Since the commencement of European integration in the 1950s, the EU has undergone five major treaty changes that have deepened integration. Its combination of inter-governmentalism and supranationalism, which, underpinned by the principles of subsidiarity and proportionality, renders the European integration project unique amongst other regional projects such as ASEAN, APEC, the North Atlantic Free Trade Agreement (NAFTA), or Mercosur. The supranational elements of the EU have meant that member states have pooled and transferred competences in areas such as monetary, competition and commercial policies on a permanent basis to the EU institutions. Thus, once decisions are taken collectively within these areas (usually through QMV), member states are obliged to implement these decisions, rather than act independently. Since its inception, the nature of European integration has also changed. Initially it was essentially regarded as a peace project aimed at bringing about the reconciliation of France and Germany (Mayer 2015). It soon, however, became an instrument for economic cooperation, and is now an entity that is designed not only to manage economic interdependence and the challenges of globalisation, but a regional actor attempting to shape external conditions through a web of regional governance structures (Moxon-Browne 2015). Based on the assumption that most states are too weak or too interdependent with other states to manage the challenges brought about by globalisation on their own, new policies have been developed at the European level. The EU has implemented a large number of common policies under the broad remit of human security,

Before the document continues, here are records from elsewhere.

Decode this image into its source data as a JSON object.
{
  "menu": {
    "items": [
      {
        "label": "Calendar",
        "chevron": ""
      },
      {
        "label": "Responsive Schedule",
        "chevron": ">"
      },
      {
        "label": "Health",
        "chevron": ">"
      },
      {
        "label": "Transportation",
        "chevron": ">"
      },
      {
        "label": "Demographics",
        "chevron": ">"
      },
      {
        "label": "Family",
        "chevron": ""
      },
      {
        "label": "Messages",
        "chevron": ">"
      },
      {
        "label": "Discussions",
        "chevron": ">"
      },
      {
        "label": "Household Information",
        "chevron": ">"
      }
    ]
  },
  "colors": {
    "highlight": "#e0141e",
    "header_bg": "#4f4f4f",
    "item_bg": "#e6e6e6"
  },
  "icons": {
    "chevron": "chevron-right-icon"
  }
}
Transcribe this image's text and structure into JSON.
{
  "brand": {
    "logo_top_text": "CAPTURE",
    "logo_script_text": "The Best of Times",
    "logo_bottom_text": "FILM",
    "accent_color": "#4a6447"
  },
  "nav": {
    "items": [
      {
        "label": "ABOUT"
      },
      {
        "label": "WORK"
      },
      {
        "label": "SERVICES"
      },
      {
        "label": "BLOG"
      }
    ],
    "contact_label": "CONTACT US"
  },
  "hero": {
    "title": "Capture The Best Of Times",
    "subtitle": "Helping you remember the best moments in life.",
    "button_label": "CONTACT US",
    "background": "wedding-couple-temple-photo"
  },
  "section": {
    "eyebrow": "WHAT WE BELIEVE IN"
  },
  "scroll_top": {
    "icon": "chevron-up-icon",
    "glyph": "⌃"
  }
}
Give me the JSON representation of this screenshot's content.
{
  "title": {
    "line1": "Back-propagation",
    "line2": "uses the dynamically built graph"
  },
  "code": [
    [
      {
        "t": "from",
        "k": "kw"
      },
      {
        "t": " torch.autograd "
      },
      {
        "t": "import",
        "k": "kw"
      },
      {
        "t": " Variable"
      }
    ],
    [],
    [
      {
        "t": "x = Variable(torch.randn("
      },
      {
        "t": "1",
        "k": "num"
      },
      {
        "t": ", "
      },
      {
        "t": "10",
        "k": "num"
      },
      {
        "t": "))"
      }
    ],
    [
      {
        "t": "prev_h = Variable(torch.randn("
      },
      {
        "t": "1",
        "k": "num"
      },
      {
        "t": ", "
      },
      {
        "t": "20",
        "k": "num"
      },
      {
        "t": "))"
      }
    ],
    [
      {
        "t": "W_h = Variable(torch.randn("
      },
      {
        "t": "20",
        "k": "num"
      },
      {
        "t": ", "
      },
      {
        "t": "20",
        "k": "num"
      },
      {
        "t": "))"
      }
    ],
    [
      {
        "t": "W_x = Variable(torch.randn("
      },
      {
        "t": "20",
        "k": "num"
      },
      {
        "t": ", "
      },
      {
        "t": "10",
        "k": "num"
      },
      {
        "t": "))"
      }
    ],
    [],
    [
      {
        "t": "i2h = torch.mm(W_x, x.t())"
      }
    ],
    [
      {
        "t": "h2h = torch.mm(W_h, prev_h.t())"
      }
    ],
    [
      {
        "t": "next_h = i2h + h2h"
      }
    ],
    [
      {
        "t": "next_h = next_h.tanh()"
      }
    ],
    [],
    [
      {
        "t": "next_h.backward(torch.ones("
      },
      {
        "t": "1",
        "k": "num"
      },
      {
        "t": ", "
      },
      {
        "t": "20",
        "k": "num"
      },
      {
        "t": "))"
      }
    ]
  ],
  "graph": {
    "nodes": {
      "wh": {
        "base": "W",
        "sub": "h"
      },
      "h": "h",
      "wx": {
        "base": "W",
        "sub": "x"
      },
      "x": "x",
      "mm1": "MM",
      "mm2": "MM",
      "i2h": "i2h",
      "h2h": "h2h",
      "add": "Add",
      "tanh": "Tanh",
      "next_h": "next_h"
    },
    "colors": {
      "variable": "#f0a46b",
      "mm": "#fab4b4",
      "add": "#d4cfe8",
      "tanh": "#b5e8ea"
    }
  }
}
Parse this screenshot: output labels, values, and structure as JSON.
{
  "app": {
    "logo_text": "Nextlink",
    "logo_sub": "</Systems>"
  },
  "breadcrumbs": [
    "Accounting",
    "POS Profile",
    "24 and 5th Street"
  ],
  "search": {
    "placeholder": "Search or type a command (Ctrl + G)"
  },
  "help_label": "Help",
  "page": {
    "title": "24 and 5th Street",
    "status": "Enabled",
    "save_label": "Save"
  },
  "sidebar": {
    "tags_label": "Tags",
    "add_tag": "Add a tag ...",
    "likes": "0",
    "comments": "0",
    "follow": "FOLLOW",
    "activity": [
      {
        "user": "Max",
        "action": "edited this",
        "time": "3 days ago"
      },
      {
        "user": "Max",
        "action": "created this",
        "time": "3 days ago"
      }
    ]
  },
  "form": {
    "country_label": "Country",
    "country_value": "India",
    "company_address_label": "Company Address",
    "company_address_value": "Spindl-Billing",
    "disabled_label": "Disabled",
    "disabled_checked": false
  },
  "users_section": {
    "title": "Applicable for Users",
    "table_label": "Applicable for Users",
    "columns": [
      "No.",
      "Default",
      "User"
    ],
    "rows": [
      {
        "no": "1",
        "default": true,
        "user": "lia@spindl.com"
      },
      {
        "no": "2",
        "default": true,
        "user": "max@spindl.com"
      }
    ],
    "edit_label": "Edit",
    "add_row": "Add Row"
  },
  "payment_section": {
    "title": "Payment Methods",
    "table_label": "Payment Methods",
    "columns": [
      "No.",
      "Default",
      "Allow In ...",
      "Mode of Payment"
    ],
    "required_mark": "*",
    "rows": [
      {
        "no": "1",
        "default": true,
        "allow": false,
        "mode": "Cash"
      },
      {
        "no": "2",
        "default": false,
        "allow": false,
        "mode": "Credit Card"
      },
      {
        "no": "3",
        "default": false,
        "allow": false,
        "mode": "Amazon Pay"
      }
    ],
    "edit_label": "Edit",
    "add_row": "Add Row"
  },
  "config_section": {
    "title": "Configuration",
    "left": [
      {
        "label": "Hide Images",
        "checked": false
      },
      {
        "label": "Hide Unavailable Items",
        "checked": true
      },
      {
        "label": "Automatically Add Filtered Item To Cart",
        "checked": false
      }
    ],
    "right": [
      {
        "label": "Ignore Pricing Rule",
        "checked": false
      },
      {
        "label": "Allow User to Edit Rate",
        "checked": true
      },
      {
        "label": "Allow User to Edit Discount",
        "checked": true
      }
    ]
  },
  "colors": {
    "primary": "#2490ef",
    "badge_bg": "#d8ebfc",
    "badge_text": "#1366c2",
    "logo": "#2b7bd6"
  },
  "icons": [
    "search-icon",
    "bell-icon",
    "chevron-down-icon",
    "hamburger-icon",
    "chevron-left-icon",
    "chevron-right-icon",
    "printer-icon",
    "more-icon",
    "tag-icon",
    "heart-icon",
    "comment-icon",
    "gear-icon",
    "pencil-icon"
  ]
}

ranging from immigration and counterterrorism to police cooperation, which was beyond the purview of the EU two decades ago. At the same time, however, in its attempts to revitalise European economies, member states have been unwilling to abandon national efforts with regard to policies on research, innovation and technology (with the exception of some funding mechanisms for example). The process of European integration has not been without its challenges for the EU. There have been numerous times where the path to further integration has been obstructed by the EU’s member states. This includes attempts to draft a constitutional treaty in 2002-2004 in response to further EU enlargement and its subsequent rejection by key founding EU member states (France and the Netherlands), which triggered animated debates on the future direction of the EU. The experience within the EU has demonstrated that integration, in whatever form, only works if it provides added value to what nation states can do alone. In addition, it must ensure that EU citizens look upon EU institutions in the same way that they look upon their national systems with the requisite legitimacy, transparency and accountability. The EU (2014) has described its most recent treaty, the Lisbon Treaty, as providing the Union with ‘the legal framework and tools necessary to meet future challenges and to respond to citizens’ demands’ and thus drive the EU forward. The changes contained in the Lisbon Treaty such as enhancing the legislative power of the European Parliament, an enhanced role for the national parliaments and the citizens’ rights to initiate policy reforms are intended to make the Union more democratic and transparent. Other changes such as providing the Union with a legal personality, and the creation of two new positions – that of an appointed President of the European Council and the double-hatted High Representative for the Union in Foreign Affairs and Security Policy supported by a European External Action Service (EEAS) – are intended to provide the frameworks and tools necessary to render the EU a coherent actor on the world stage, and to protect and promote the Union’s values. Although the treaty does not fundamentally change the EU’s institutional system, it contains new elements such as the provision for clearer division of power and competences, new voting methods, and the extension of QMV to more policy areas, all of which are supposed to make the Union more efficient and effective. At the same time, it also contains numerous safeguard mechanisms to limit the further erosion of the member states’ control over what is decided in terms of new EU legislation or budgetary commitments. The QMV, while extended to many more areas, is also provided with mutual blocking mechanisms and ‘emergency brakes’, and national parliaments are provided the opportunity to object to new legislation in order to prevent a further erosion of national competences to the EU level. The Lisbon Treaty also reaffirms the principles of subsidiarity and proportionality.